On a new episode of ID the Future, Andrew McDiarmid continues his conversation with historian of science Michael Keas about Keas’s new book Unbelievable: 7 Myths About the History and Future of Science and Religion.

Download the podcast or listen to it here.

In Chapter 4, Professor Keas explodes the myth that Giordano Bruno was a martyr for science, as science popularizers such as Neil deGrasse Tyson make him out to be. Bruno was indeed burned at the stake in 1600 for disagreeing with the Roman Catholic Church — which Keas heartily agrees was a bad move on the Church’s part.

But Bruno was not executed for his view that we live in a vast universe with vast numbers of planets. Rather, he was burned for his religious view that an infinite God had to make the universe that way — and that everyone’s soul “transmigrates” to other planets after death, rather than meeting a final judgment. Tune into learn more from Keas about this and other details about the Bruno myth, and the true history it obscures.

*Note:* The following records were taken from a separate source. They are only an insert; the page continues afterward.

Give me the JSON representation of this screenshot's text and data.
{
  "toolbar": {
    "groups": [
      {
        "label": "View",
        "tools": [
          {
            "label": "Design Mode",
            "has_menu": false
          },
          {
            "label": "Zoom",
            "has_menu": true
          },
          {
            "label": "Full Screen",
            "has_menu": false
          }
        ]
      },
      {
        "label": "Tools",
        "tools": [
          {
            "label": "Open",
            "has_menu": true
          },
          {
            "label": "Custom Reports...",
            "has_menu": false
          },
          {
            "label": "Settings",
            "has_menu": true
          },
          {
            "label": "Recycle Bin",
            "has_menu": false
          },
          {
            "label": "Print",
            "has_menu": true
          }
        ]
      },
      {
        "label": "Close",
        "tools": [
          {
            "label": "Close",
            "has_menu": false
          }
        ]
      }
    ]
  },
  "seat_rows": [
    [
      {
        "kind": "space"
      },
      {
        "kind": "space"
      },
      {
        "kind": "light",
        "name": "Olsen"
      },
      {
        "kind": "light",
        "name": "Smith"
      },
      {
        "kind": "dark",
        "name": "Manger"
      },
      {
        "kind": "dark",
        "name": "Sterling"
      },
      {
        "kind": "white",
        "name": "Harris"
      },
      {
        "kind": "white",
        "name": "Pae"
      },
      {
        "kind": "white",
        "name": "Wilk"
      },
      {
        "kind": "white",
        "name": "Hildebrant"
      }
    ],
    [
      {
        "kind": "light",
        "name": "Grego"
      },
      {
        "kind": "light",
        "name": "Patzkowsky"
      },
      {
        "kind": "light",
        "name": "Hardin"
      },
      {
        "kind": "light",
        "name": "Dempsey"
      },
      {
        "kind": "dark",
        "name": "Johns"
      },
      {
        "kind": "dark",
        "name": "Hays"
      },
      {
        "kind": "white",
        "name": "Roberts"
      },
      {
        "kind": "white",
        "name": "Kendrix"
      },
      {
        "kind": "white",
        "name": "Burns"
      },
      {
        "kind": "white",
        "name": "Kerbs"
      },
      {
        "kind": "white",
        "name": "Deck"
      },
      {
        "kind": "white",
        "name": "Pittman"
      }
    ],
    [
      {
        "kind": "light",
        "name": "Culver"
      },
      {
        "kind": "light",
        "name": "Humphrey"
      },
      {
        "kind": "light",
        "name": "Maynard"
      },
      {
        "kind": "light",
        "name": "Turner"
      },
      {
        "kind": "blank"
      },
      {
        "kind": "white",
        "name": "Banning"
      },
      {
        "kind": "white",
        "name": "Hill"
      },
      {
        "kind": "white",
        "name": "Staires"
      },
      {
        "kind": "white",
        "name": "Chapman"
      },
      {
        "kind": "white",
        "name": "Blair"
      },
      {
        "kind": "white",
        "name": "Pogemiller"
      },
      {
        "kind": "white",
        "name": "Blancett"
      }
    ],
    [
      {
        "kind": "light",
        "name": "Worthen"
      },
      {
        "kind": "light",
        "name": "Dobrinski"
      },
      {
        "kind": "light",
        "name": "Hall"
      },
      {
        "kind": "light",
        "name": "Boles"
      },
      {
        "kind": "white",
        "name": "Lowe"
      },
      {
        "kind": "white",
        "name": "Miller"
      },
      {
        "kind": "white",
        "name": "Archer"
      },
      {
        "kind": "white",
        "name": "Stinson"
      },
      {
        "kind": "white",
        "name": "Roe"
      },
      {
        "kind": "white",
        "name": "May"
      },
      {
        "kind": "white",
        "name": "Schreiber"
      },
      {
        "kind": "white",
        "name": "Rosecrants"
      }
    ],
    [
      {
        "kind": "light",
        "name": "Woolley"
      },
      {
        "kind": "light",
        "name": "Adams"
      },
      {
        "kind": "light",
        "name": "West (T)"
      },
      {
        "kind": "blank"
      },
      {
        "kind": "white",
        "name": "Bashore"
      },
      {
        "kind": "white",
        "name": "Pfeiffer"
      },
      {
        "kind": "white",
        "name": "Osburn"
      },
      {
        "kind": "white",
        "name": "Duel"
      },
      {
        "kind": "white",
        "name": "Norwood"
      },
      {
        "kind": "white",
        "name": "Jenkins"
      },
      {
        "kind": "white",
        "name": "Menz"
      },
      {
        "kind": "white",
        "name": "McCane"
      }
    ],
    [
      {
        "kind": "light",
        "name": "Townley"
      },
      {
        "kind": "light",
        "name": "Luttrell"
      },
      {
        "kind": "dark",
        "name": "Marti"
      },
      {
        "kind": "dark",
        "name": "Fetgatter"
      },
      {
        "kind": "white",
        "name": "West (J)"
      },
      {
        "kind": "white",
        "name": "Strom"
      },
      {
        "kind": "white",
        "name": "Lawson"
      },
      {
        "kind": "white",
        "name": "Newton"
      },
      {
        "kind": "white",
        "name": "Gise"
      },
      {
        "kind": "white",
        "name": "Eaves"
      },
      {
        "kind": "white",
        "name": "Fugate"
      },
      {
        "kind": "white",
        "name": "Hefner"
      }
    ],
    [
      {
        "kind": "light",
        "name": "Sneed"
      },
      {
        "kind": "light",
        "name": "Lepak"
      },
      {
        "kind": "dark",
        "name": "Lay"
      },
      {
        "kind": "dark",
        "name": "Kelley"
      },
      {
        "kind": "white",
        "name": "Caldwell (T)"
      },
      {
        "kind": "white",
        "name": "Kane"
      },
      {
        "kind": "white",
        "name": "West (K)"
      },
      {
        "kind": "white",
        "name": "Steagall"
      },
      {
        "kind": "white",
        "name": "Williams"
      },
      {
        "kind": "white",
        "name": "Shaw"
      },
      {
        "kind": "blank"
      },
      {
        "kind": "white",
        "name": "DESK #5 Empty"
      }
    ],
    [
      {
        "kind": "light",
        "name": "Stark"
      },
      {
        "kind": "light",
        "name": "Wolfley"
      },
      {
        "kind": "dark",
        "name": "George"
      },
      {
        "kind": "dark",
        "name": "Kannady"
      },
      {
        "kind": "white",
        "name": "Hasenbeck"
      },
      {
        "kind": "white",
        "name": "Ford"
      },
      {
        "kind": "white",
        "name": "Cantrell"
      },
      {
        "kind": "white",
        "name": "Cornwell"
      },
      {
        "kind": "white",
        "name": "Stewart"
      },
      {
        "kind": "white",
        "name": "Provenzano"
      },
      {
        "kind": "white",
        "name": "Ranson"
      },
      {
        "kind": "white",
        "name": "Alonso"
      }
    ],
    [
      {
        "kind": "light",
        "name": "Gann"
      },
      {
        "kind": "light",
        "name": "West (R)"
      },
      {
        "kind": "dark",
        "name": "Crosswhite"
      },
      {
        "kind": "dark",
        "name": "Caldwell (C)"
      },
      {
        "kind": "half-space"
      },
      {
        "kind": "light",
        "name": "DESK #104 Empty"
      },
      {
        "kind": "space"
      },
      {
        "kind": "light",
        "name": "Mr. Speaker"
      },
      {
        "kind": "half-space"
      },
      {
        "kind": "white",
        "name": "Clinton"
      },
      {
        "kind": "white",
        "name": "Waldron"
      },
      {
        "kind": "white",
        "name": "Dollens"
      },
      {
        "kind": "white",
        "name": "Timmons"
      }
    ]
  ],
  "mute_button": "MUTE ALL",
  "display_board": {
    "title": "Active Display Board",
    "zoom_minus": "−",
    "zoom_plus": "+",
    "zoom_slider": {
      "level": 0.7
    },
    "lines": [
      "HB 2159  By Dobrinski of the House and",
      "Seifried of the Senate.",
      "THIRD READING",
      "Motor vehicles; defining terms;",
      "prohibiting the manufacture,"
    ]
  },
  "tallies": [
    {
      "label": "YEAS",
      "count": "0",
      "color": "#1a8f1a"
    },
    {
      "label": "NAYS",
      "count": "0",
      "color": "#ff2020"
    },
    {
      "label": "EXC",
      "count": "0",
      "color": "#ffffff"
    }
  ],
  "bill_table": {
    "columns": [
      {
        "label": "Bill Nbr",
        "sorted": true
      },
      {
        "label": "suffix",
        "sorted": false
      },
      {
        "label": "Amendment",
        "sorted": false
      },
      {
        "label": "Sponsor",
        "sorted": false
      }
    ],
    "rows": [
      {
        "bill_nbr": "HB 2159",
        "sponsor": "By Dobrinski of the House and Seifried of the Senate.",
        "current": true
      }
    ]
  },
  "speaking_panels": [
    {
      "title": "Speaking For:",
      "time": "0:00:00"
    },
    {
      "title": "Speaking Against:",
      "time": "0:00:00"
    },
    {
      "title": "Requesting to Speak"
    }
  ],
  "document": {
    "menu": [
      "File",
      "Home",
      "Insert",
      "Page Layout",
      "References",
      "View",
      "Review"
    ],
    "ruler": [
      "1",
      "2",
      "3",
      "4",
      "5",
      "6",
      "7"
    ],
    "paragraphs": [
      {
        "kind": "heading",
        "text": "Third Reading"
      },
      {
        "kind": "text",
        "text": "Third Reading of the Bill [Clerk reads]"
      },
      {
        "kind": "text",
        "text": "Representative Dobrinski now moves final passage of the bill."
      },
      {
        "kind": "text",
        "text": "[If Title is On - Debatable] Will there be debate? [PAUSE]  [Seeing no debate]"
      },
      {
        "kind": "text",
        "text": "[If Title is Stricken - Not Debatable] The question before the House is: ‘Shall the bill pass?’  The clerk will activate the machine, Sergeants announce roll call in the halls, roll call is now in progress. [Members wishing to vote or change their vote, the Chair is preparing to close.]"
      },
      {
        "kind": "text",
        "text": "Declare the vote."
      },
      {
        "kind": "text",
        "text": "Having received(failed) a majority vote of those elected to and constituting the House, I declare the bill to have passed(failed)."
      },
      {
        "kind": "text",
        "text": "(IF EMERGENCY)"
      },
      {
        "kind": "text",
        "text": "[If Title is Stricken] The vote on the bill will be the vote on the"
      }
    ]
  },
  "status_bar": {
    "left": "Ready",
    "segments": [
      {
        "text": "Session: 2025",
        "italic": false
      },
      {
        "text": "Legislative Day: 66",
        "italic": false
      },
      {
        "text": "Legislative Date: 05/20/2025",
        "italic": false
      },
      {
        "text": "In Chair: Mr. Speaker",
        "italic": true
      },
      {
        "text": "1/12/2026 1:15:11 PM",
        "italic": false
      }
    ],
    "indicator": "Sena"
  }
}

Photo: Monument to Giordano Bruno, Rome, by Francesca Soria [CC BY-SA 4.0], from Wikimedia Commons.